Bangkok, May 19 (EFE).- At least 12,767 coronavirus infections have been detected in Thai prisons, including 1,117 cases on Wednesday, in an outbreak which has led to authorities trying to speed up plans to free around 50,000 vulnerable prisoners.
Prisons have become some of the biggest epicenters of the latest wave of the pandemic, which has taken the total number of Covid infections in Thailand to 116,949, with 75 percent of the cases being reported since April, according to data released by the Center for Covid-19 Situation Administration.
The prison cases reported on Wednesday account for one-third of the 3,304 infections registered nationwide, while 678 people have been killed by the pandemic so far.
The director general of the Department of Corrections, Ayuth Sintoppant, said on Wednesday that more hospital beds were being set up in the prisons apart from authorities intensifying hygiene measures as the cases surged.
The Thai parliament is drawing up a legal reform to allow the release of elderly and vulnerable prisoners convicted of minor crimes, with the measure expected to be approved in June.
Around 50,000 inmates could benefit from the reform, which would reduce overcrowding in packed Thai prisons that house over 300,000 prisoners.
The highest number of prison infections have been detected in Bangkok, the epicenter of the current wave of the virus, while the jails in the northern Chiang Mai province have been affected to a lesser extent.
The infected inmates include a number of student protest leaders kept in provisional custody on charges of Lèse-majesté – punishable in Thailand by 3 to 15 years in prison – although some of them were released on bail last week.
Thailand, with a population of around 70 million – began anti-Covid vaccinations on Feb. 28, but has so far managed to administer at least one dose of vaccine to just 2.44 million people, while 860,000 residents or 1.18 percent of the population has received both the necessary doses.
Authorities have enforced several measures such as closing schools, parks, bars and nightlife to try and control the outbreak, which has been linked to the so-called British strain of the virus.
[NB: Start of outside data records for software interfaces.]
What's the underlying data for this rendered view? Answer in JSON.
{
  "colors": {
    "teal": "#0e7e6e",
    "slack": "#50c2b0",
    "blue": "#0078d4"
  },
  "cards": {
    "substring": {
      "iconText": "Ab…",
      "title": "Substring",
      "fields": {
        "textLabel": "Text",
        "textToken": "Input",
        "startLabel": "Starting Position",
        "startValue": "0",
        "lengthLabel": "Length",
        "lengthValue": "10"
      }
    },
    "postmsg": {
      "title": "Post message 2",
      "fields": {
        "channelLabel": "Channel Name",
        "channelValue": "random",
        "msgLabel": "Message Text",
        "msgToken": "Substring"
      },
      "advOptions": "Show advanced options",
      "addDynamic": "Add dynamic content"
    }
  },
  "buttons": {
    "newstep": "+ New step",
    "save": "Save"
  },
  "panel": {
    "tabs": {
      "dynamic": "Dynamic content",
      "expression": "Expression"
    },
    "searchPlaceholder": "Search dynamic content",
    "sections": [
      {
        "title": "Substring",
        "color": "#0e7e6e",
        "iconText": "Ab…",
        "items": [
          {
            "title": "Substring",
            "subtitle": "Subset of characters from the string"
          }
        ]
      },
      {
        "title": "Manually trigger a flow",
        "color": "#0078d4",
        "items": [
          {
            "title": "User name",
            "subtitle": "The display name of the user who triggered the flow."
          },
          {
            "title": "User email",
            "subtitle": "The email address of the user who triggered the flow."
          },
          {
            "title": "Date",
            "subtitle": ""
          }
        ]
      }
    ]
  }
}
However, from Monday restaurants in the low-risk provinces – including Bangkok – will be allowed to offer dine-in facilities until 9 pm, with seating capacity limited to 25 percent. EFE